She also said broker Willis also helped create a program that provided a capability to coordinate and record the loss prevention and safety observations from all different entities, including every contractor that was contributing to the safe work being done at the site. “We had a significant amount of data — and for that, Willis worked with a company called E-Safety who created a unique program for us to be able to manage everything that was occurring at the site,” she said.

“We then asked Willis to go into the worldwide marketplace, to purchase additional limits so that we could buy very significant limits of liability,” Natovitz said. For that, Lloyd’s of London was a very significant participant, as were many of the Bermuda markets, she said. She added that, all in all, well over 25 different markets came together to provide the insurance needed.

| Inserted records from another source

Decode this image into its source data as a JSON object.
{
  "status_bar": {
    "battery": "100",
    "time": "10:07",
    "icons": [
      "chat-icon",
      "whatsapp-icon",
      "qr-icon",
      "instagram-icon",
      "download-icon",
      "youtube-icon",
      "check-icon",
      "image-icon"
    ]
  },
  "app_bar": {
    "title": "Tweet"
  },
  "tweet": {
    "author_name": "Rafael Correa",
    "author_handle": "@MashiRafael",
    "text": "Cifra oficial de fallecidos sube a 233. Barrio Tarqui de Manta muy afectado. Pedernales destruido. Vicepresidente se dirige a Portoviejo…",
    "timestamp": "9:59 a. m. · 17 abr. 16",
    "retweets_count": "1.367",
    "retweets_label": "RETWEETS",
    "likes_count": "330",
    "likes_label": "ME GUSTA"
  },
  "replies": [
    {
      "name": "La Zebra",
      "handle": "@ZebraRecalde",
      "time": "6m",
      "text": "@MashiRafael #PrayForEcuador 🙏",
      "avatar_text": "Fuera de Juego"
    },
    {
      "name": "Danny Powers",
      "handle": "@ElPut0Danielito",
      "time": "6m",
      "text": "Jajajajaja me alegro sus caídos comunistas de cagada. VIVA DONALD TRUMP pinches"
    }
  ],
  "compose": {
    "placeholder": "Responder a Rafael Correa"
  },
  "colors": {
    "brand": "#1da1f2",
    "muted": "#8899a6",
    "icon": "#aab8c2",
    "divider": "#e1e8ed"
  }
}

In the builder’s risk, approximately 28 different markets worldwide came together to provide the total limits needed to protect the program. In that instance, AIG, ACE and Munich Re led the primary coverage.

4 World Trade Center

Commenting further on the soon-to-be-completed 4 World Trade Center, Natovitz said the building offers unparalleled safety features. “Let’s start with life safety, about the way this building was built, with larger stairwells that are being used for egress, with the protection of an inner core that has 2-foot thick reinforced concrete instead of the sheet rocks of many, many buildings,” she said.

“We overcame everybody’s concern about why the Trade Center collapsed — by literally taking them to the building and showing them the fireproofing which is approximately 10 times more robust in terms of its ability to adhere to the building than anything that was at the Twin Towers. So we have so many things that are built into the building from a protection standpoint, not only protect the building but protect the people in the building.”

Natovitz also noted that her company had engineers and building managers on site more than a year before the building was going to be completed. “So we now have people who will be running this building, who are already experts at it, who know this building inside out from ground up. That’s almost unique to any building that you will see being managed. So that creates a very positive environment for us and for our tenants.”

‘Never Just a Single Risk Manager’s Job’

“Putting together the risk management program, the insurance, the safety, the claims management, the data management — for not only the projects but also the buildings — is never just a single risk manager’s job,” Natovitz said.

“And not only has this been an extraordinary partnership between our broker Willis and all of the carriers who are involved in this — and it couldn’t be successful if we didn’t treat it as a partnership — but it’s also been a partnership within the Silverstein organization, where everyone from our development folks, the World Trade Center personnel, to our operations people who are running the building, to the people who are doing leasing, to every single person right up to and including media and communications,” she said.

“Every single facet of Silverstein is part of the team that helped to create all of the information that we needed to give to the markets so that they could effectively underwrite us,” Natovitz said, “and they all have been available to the markets for any questions that their engineers or their underwriters might have. It’s been a team effort, and it’s been a very good effort, and we expect that success to continue.”

 

Subscribe Insurance news headlines delivered to your email.
Get a free subscription to our popular email newsletter.

Latest Comments

  • September 11, 2013 at 2:31 pm
    jw says:
    Most commercial flood is excess of NFIP.
  • September 11, 2013 at 1:48 pm
    Tom says:
    If all this Risk Management was actually in place and all this additional coverage was look after, than why are they looking to FEMA and the taxpayers to pay out on their floo... read more
See all comments

Add a Comment

Your email address will not be published. Required fields are marked *

*

More News
More News Features